Exercise instructions = Return only those lines of the material that contain "Kebenaran".

━━ Information shown

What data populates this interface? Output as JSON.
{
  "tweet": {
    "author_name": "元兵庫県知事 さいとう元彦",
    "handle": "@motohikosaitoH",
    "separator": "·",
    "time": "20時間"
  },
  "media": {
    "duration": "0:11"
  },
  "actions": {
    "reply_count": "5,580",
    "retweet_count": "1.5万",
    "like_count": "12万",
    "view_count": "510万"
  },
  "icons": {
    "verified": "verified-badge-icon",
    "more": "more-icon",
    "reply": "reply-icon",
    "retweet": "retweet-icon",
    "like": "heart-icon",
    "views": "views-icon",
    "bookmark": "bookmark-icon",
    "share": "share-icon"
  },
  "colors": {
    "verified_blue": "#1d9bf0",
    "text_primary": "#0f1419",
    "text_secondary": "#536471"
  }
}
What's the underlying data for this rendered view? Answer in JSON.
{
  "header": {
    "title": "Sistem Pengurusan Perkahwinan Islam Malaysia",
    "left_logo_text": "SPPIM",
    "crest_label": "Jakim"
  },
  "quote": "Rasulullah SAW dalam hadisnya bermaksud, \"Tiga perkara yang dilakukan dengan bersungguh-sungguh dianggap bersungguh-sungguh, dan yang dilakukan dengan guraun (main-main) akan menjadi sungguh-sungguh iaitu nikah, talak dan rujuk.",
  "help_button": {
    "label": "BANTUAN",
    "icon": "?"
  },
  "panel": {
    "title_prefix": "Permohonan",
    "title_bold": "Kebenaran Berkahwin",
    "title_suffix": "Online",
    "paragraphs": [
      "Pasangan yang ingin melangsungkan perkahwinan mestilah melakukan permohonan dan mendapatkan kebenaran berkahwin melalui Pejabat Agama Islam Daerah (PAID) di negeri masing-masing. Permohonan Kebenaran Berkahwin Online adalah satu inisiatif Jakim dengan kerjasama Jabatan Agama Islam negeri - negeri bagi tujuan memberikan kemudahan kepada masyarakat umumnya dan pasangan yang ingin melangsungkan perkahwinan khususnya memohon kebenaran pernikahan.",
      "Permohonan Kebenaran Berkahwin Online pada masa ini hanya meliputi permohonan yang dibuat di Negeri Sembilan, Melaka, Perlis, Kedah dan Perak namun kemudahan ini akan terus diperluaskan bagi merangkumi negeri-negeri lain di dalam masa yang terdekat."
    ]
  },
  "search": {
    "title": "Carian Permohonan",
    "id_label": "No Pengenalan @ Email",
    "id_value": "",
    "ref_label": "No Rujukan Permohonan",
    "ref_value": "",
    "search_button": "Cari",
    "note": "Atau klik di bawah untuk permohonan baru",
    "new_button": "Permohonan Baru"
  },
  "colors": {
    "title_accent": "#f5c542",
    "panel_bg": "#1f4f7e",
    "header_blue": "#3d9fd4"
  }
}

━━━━

Response for this exercise =
    "title_bold": "Kebenaran Berkahwin",
      "Pasangan yang ingin melangsungkan perkahwinan mestilah melakukan permohonan dan mendapatkan kebenaran berkahwin melalui Pejabat Agama Islam Daerah (PAID) di negeri masing-masing. Permohonan Kebenaran Berkahwin Online adalah satu inisiatif Jakim dengan kerjasama Jabatan Agama Islam negeri - negeri bagi tujuan memberikan kemudahan kepada masyarakat umumnya dan pasangan yang ingin melangsungkan perkahwinan khususnya memohon kebenaran pernikahan.",
      "Permohonan Kebenaran Berkahwin Online pada masa ini hanya meliputi permohonan yang dibuat di Negeri Sembilan, Melaka, Perlis, Kedah dan Perak namun kemudahan ini akan terus diperluaskan bagi merangkumi negeri-negeri lain di dalam masa yang terdekat."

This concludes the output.